All Bending Arts in ATLA contain defensive and offensive moves:
When Aang fights with Hi De, On Ji’s boyfriend, he defends himself using Ba Gua Zhang i.e. Wu Dang style martial arts. This style is famous for its ‘circle walking’ i.e. avoiding the opponents strikes by staying behind their back. Aang demonstrates it rather well in the gifs.
Baguazhang practitioners are known for their ability to “flow” in and out of the way of objects. … Baguazhang’s evasive nature is also shown by the practice of moving behind an attacker, so that the opponent cannot harm the practitioner.
These flowing movements can be seen in airbending, but also in Aang’s fighting style. Further it is a reference to the avoidant part of Aang’s character and his element i.e. like air that flows around an obstacle, Aang prefers to find another way, instead of facing the problem head on.
Airball and Firebending
The poles we see are not used in bagua zhuang, but in gongfu. Why is this interesting? Because firebending is based on Shaolin gongfu.
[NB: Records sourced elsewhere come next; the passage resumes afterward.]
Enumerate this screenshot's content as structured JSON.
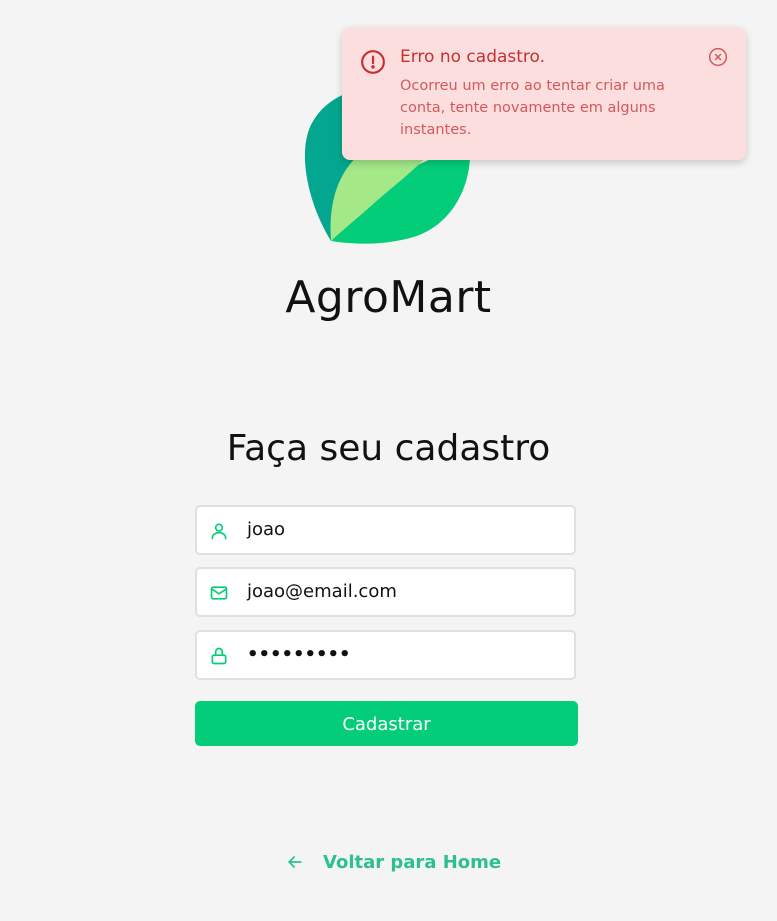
{
  "brand": {
    "name": "AgroMart"
  },
  "page": {
    "title": "Faça seu cadastro"
  },
  "form": {
    "name_value": "joao",
    "email_value": "joao@email.com",
    "password_value": "•••••••••",
    "submit_label": "Cadastrar"
  },
  "nav": {
    "back_label": "Voltar para Home"
  },
  "toast": {
    "title": "Erro no cadastro.",
    "message": "Ocorreu um erro ao tentar criar uma conta, tente novamente em alguns instantes."
  },
  "icons": {
    "name_field": "user-icon",
    "email_field": "mail-icon",
    "password_field": "lock-icon",
    "back": "arrow-left-icon",
    "toast_alert": "alert-circle-icon",
    "toast_close": "x-circle-icon"
  },
  "colors": {
    "background": "#f4f4f4",
    "primary": "#04cd79",
    "link": "#2fbf8f",
    "toast_bg": "#fddede",
    "toast_title": "#c53030",
    "toast_text": "#d4585a"
  }
}
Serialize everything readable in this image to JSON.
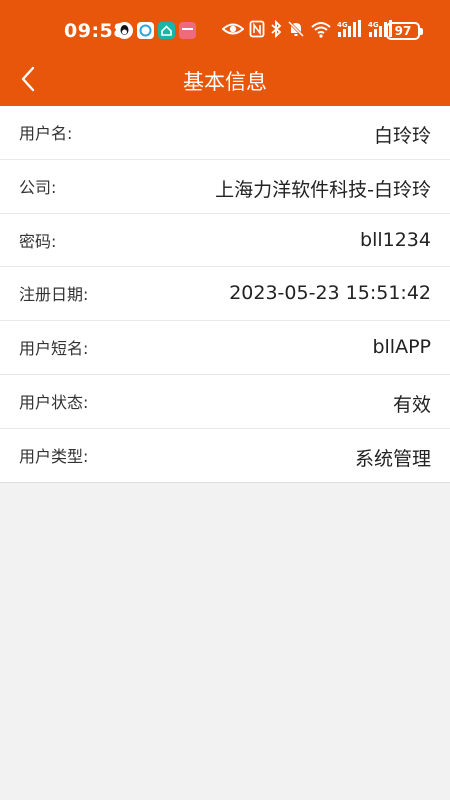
{
  "status_bar": {
    "time": "09:58",
    "battery": "97",
    "notification_icons": [
      "qq-icon",
      "chat-bubble-icon",
      "home-app-icon",
      "calendar-app-icon"
    ],
    "system_icons": [
      "eye-icon",
      "nfc-icon",
      "bluetooth-icon",
      "mute-bell-icon",
      "wifi-icon",
      "signal-4g-icon",
      "signal-4g-icon"
    ]
  },
  "header": {
    "title": "基本信息",
    "background_color": "#e8560c"
  },
  "info_rows": [
    {
      "label": "用户名:",
      "value": "白玲玲"
    },
    {
      "label": "公司:",
      "value": "上海力洋软件科技-白玲玲"
    },
    {
      "label": "密码:",
      "value": "bll1234"
    },
    {
      "label": "注册日期:",
      "value": "2023-05-23 15:51:42"
    },
    {
      "label": "用户短名:",
      "value": "bllAPP"
    },
    {
      "label": "用户状态:",
      "value": "有效"
    },
    {
      "label": "用户类型:",
      "value": "系统管理"
    }
  ]
}
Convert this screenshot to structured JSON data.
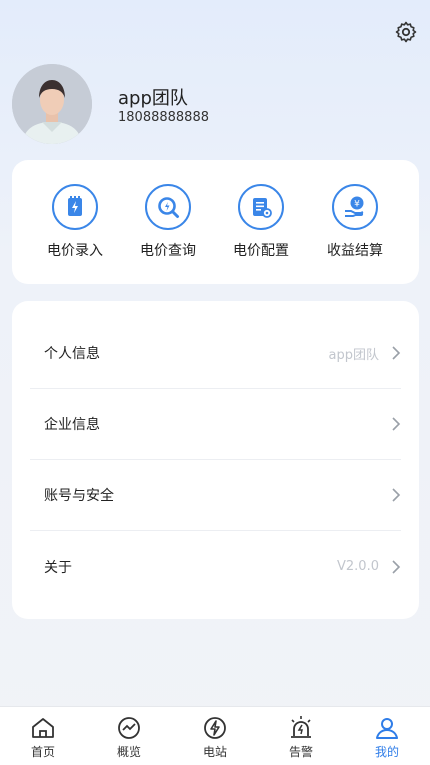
{
  "profile": {
    "name": "app团队",
    "phone": "18088888888"
  },
  "quick_actions": [
    {
      "label": "电价录入",
      "icon": "price-entry-icon"
    },
    {
      "label": "电价查询",
      "icon": "price-query-icon"
    },
    {
      "label": "电价配置",
      "icon": "price-config-icon"
    },
    {
      "label": "收益结算",
      "icon": "revenue-settlement-icon"
    }
  ],
  "menu": [
    {
      "label": "个人信息",
      "value": "app团队"
    },
    {
      "label": "企业信息",
      "value": ""
    },
    {
      "label": "账号与安全",
      "value": ""
    },
    {
      "label": "关于",
      "value": "V2.0.0"
    }
  ],
  "tabbar": [
    {
      "label": "首页",
      "icon": "home-icon"
    },
    {
      "label": "概览",
      "icon": "overview-icon"
    },
    {
      "label": "电站",
      "icon": "power-station-icon"
    },
    {
      "label": "告警",
      "icon": "alarm-icon"
    },
    {
      "label": "我的",
      "icon": "user-icon",
      "active": true
    }
  ],
  "colors": {
    "accent": "#2f7de8",
    "icon_blue": "#3a86e8"
  }
}
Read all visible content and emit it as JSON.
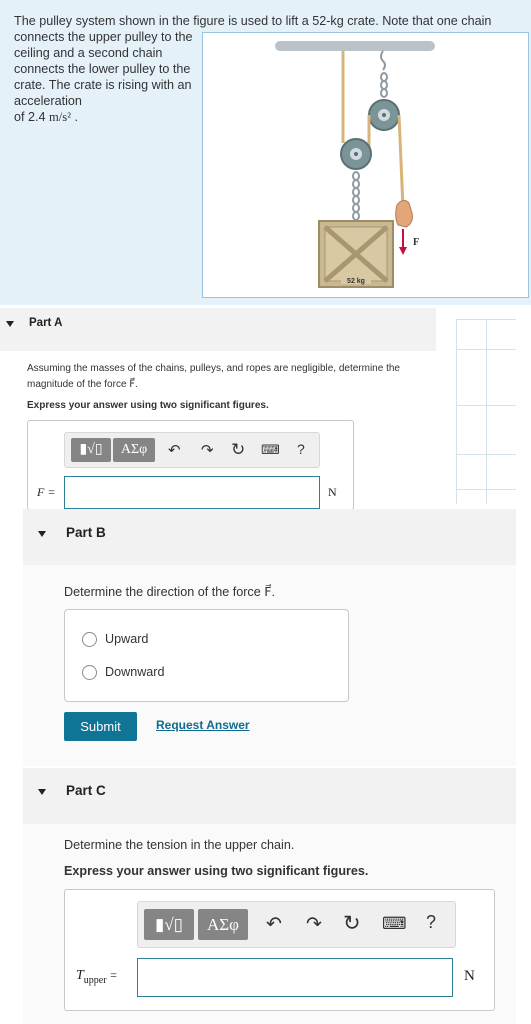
{
  "problem": {
    "line1": "The pulley system shown in the figure is used to lift a 52-kg crate. Note that one chain",
    "rest": "connects the upper pulley to the ceiling and a second chain connects the lower pulley to the crate. The crate is rising with an acceleration",
    "accel_prefix": "of 2.4 ",
    "accel_unit": "m/s²",
    "accel_suffix": " ."
  },
  "figure": {
    "crate_label": "52 kg",
    "force_label": "F"
  },
  "partA": {
    "label": "Part A",
    "question": "Assuming the masses of the chains, pulleys, and ropes are negligible, determine the magnitude of the force F⃗.",
    "hint": "Express your answer using two significant figures.",
    "var_label": "F =",
    "unit": "N",
    "value": "",
    "toolbar": {
      "templates": "▮√▯",
      "symbols": "ΑΣφ",
      "help": "?"
    }
  },
  "partB": {
    "label": "Part B",
    "question": "Determine the direction of the force F⃗.",
    "options": [
      "Upward",
      "Downward"
    ],
    "submit": "Submit",
    "request": "Request Answer"
  },
  "partC": {
    "label": "Part C",
    "question": "Determine the tension in the upper chain.",
    "hint": "Express your answer using two significant figures.",
    "var_main": "T",
    "var_sub": "upper",
    "var_eq": "=",
    "unit": "N",
    "value": "",
    "toolbar": {
      "templates": "▮√▯",
      "symbols": "ΑΣφ",
      "help": "?"
    }
  },
  "colors": {
    "accent": "#0f7496",
    "problem_bg": "#e5f1f9",
    "field_border": "#2f7d96",
    "force_arrow": "#c4123a"
  }
}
Those who practice Shaolinquan leap about with strength and force; people not proficient at this kind of training soon lose their breath and are exhausted.
Of the multitude styles of kung fu and wushu, only some are actually related to Shaolin. Aside from a few very well known systems, such as Xiao Hong Quan, the Da Hong Quan, Yin Shou Gun, Damo Sword, etc. after the loss of records during the 20th Century Cultural Revolution it would be almost impossible for a particular style to conclusively establish a connection to the Temple.
I find the last sentence interesting, since both, Fire Nation Firebending and Gongfu have lost their connection to their source.
Now what could that mean?
What we have here is an overlap in martial arts styles in the bending arts.
Well, a simple explanation would be a goof, but if you want you could read deeper meaning into it: The overlap between bending Uncle mentions (Him learning from the waterbenders) and the deeper interconnection between the elements.